Eight new paupers join the fray, and each of them brings along their own unique artwork and starting item. Perhaps more impressively, there are now fourteen more bird cards introduced into the game, making for a whopping eighteen birds in total! Adding in the additional talent and curse decks, the game is now more varied than ever right off the bat! It well and truly feels like an improvement in almost every way, which is both a blessing and a curse…

The Curse of The Moon Towers

The issue with this expansion is a strange one. It’s almost too good. This sounds like a made-up complaint, but it’s a genuine problem when you consider how it all meshes with the base game; the issue being that it doesn’t mesh with it at all. Though yes, the new talent, curse and bird cards can be introduced into the original Pauper’s Ladder game, the rest of The Moon Towers cannot. The locations and events can’t be mixed because the game is about searching through decks, and making the decks bigger would slow it to a crawl; so, this expansion opts to be a separate experience, even down to some odd choices like rarities and paupers being unique to this adventure and this adventure alone.

All in all, this means that when you get this expansion, it’s probably not all that unlikely for you to never play the original game again; there’s just not much of a point in doing so, unless you are particularly fond of dragons or the original paupers you can play as. The added variance of the new hazards, the new rarities, the new mechanisms, they all improve the game for the most part, and none of it can be included in the original adventure. Even the quality of the components has improved in this expansion, having a better reference guide and some prettier looking tokens.

Zatu Score

Rating

  • Artwork
  • Complexity
  • Replayability
  • Player Interaction
  • Component Quality

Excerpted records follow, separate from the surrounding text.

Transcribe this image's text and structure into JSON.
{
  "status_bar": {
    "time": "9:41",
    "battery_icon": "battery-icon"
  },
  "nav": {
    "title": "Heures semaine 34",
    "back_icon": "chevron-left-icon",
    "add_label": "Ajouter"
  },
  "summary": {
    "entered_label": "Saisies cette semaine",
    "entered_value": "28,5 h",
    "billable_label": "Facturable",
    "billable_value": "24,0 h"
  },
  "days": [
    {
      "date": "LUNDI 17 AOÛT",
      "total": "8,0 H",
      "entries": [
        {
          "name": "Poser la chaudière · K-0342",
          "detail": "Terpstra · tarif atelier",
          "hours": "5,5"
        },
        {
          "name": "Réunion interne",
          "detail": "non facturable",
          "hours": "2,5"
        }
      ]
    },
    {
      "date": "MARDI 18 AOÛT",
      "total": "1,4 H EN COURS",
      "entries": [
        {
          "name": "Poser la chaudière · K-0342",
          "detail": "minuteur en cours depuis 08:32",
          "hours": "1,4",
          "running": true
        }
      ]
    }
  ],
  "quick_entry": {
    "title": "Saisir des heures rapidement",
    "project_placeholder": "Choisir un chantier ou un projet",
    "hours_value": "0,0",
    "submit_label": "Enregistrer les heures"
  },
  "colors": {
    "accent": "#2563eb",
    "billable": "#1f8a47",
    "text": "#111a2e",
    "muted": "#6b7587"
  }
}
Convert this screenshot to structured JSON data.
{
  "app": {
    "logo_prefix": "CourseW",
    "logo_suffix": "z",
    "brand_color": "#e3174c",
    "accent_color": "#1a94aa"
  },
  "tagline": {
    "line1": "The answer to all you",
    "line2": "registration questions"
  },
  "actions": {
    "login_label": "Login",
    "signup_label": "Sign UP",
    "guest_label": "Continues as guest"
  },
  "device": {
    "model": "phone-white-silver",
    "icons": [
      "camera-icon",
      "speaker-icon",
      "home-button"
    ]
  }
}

You might like

  • The amazing solo mode
  • The extra mechanisms like Talents and Curses.
  • The new adventure setting with elementals and obelisks.

Might not like

  • Having to keep everything separate from the base game.
  • The slightly increased complexity.